(width of breakthrough area): 16 x 100=1600 artillery pieces.
Exercise calculation: Determine the correlation of forces and means in the
holding area when overall correlation of forces and means is 3:1 and as
discussed in the above exercise, the width of the main sector is 120 km, of
supporting attack sector 80 km, and overall width of front's operation
area is 340 km. The required correlation of forces and means on the main
direction as discussed above is 4.6 to 1 and in the supporting direction is 4
to 1.
Answer:
Use the following formula:
1. Main sector Vs the entire front:
120=340 (3  C_{s}) ÷ (4.6  C_{s})
552  120 C_{s}=1020  340 C_{s}
220 C_{s}=468 ÷ 220
C_{s}=2
Therefore in the rest of the frontage (out of the main sector and overall
correlation of 2:1 is required.
2. Supporting sector Vs the rest of the front (340  120=220 km)
80=220 (2  C_{s}) ÷ (4  C_{s})
320  80 C_{s}=440  220 C_{s}
140 C_{s}=120; C_{s}=120 ÷ 140=.85
C_{s}=.85
It means that if we establish a 4:1 correlation of forces and means in the
supporting attack sector, the overall correlation of forces and means in the
rest of the front (excluding the main and supporting attacking sectors) cannot
be more than 0.8:1 which will support only defensive action.
3. Suppose that the army which will be assigned in this 140 km sector between
the main sector (120 km) and supporting attack sector (80 km) decides to launch
attack by one division in a 20 km sector with a 3:1 correlation to support the
flank of the main or supporting attack sectors. In this case the overall
correlation of forces and means in this sector will further drop from its
original 0.85:1. Here is how it calculates using the same formula above.
20=140 (0.85  C_{s}) ÷ (3  C_{s})
60  20 C_{s}=119  140 C_{s}
120 C_{s}=59; C_{s}=59 ÷ 120
C_{s}=0.5
This means that if the army launches a division size attack in part of its
sector (20 km) then the correlation of forces and means in the rest of the
sector will drop to 0.5:1 or the enemy will have a superiority of 2:1 in this

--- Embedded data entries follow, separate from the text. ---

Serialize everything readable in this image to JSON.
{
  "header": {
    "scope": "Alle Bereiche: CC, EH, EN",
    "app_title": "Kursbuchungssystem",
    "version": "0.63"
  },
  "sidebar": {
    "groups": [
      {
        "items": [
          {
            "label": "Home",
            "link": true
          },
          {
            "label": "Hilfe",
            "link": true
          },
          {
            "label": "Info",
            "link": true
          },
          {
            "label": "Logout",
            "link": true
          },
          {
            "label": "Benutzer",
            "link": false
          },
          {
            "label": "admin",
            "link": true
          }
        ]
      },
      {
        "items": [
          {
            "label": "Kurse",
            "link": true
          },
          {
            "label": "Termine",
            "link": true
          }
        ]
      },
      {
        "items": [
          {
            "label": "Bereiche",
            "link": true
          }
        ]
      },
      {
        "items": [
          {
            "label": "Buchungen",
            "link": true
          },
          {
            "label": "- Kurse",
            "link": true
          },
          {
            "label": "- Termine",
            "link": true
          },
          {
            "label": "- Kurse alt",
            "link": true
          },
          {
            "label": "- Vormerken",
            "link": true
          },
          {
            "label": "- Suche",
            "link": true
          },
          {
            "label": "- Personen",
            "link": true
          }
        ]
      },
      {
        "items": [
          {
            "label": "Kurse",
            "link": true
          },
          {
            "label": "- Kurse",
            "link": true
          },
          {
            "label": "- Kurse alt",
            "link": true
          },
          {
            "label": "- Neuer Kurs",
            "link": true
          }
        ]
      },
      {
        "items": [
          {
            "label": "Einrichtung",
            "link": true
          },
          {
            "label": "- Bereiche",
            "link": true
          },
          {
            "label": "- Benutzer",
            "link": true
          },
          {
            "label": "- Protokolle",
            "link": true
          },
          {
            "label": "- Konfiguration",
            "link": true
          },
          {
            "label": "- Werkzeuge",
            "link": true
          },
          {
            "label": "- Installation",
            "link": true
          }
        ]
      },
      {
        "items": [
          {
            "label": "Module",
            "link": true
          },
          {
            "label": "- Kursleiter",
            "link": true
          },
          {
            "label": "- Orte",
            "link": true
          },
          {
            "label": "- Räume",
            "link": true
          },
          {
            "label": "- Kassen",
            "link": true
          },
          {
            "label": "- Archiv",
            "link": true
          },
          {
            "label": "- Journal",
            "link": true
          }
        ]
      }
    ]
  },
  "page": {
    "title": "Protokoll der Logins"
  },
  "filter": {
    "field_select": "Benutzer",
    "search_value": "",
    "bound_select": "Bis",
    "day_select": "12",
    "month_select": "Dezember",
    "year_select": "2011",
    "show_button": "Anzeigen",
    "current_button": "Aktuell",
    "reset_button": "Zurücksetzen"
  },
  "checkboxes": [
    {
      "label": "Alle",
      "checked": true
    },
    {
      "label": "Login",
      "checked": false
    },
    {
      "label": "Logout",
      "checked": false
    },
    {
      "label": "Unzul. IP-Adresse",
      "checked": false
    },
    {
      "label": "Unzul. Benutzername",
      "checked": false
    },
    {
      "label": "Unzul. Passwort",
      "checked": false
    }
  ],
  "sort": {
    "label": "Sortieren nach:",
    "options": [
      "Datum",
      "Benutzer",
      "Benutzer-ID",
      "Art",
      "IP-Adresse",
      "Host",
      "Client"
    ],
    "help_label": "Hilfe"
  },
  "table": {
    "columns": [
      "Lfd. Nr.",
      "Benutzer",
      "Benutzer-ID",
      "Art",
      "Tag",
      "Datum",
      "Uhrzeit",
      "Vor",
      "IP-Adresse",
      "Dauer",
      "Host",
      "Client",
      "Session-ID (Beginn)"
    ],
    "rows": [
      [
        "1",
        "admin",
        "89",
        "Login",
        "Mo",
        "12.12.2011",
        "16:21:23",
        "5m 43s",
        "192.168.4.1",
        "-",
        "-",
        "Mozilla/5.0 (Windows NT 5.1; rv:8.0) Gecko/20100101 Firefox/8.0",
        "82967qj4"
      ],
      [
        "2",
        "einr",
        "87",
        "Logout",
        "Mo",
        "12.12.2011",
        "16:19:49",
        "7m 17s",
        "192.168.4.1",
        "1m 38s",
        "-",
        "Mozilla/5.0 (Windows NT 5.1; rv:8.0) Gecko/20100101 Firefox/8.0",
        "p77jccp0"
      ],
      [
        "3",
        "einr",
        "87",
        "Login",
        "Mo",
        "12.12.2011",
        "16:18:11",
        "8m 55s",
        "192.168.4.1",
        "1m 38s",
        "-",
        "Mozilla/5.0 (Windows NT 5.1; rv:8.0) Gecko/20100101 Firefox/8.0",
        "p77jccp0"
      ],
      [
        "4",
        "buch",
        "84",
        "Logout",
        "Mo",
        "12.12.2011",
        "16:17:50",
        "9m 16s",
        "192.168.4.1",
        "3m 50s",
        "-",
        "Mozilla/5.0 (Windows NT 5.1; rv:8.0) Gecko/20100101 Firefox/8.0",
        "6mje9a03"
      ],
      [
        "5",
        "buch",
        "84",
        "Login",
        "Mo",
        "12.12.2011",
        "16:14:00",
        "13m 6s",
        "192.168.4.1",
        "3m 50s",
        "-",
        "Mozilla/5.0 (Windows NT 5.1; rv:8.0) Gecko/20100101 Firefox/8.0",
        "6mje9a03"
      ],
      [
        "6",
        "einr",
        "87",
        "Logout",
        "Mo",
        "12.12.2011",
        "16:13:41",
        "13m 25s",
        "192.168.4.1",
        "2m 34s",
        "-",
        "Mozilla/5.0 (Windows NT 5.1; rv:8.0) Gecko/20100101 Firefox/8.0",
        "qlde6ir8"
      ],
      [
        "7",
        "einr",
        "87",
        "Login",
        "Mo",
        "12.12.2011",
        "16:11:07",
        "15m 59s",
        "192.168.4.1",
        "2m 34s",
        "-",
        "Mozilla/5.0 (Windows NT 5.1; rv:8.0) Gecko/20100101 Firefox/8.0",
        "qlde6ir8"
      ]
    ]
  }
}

sector. If a temporary defensive action can be acceptable to the front
commander in this sector, then the army can choose this course of action.